For the League of Women Voters of Appleton, the focus is on getting everyone eligible registered to vote.
“We’ve had to rethink how we do everything,” Jeanne Roberts, President of the organization, said of registering voters during the pandemic. “We’ve been amazingly busy.”
For women, Roberts says, this particular election marks a major milestone.
“It is the 100th anniversary of the passage of the 19th amendment, and I think to most women, that’s pretty important,” she told Local 5.
Roberts expects to see women heading out to the polls come November.
“Women of color, especially black women, vote in higher numbers than any other demographic group at all,” she explained.
Michael Kraft, Professor Emeritus of Political Science at UW-Green Bay says that recent polls show a widening gender gap.
“There’s not question women will play a not only a big role, but quite possibly a decisive role in the election,” he said. “At the presidential election level, Joe Biden and Donald Trump are more or less evenly split among men, but among women it’s almost 2 to 1.”
That split shows women favoring Biden over Mr. Trump.
Kraft says that by focusing on issues that have traditionally won the women vote, the Republican ticket could potentially lessen the gender gap.
“If he [Trump] talks about the economy and jobs and social security, and Medicare, healthcare, that’s going to appeal more to women,” he explained.

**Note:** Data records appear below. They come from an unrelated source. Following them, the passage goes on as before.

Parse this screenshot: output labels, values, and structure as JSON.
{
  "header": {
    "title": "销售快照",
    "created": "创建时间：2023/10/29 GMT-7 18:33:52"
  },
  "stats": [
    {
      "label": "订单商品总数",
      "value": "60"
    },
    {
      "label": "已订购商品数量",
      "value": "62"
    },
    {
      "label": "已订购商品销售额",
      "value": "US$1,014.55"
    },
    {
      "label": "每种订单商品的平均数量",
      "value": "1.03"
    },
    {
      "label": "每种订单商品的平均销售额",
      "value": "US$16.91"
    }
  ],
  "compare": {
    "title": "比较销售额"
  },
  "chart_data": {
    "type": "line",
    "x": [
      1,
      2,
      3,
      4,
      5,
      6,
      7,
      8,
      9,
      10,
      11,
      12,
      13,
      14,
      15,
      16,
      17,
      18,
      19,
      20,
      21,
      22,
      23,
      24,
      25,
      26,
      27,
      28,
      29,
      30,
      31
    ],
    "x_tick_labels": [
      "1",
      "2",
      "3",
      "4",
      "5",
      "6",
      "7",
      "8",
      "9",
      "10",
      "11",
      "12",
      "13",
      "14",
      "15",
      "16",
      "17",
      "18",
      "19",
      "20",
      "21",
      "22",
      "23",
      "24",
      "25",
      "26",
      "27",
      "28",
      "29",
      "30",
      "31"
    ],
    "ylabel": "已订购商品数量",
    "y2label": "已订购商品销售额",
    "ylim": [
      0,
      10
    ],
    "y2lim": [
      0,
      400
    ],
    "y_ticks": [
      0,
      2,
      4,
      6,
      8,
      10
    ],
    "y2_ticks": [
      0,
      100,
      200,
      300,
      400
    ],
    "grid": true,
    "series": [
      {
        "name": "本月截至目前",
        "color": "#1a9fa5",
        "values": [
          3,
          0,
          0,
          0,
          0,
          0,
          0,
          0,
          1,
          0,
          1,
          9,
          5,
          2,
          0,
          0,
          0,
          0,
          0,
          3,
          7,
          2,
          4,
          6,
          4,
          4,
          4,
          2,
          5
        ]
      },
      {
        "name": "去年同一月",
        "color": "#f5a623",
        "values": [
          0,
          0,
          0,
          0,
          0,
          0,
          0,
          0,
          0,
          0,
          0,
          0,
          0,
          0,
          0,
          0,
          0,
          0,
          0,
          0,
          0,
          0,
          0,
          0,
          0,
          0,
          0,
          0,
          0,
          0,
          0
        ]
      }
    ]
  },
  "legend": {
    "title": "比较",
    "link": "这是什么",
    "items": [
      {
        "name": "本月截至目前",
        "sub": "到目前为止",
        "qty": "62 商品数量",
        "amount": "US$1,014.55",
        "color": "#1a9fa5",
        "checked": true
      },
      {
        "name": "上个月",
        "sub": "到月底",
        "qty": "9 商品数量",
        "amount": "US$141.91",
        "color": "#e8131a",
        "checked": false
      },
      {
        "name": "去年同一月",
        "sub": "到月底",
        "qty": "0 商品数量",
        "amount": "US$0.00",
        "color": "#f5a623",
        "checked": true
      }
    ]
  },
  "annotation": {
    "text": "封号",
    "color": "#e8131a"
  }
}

Officials with the League of Women Voters say candidates shouldn’t aim to win over any particular group of voters: “The candidates should just be honest and not necessarily try to convince anyone to vote for them but just be honest,” Roberts said.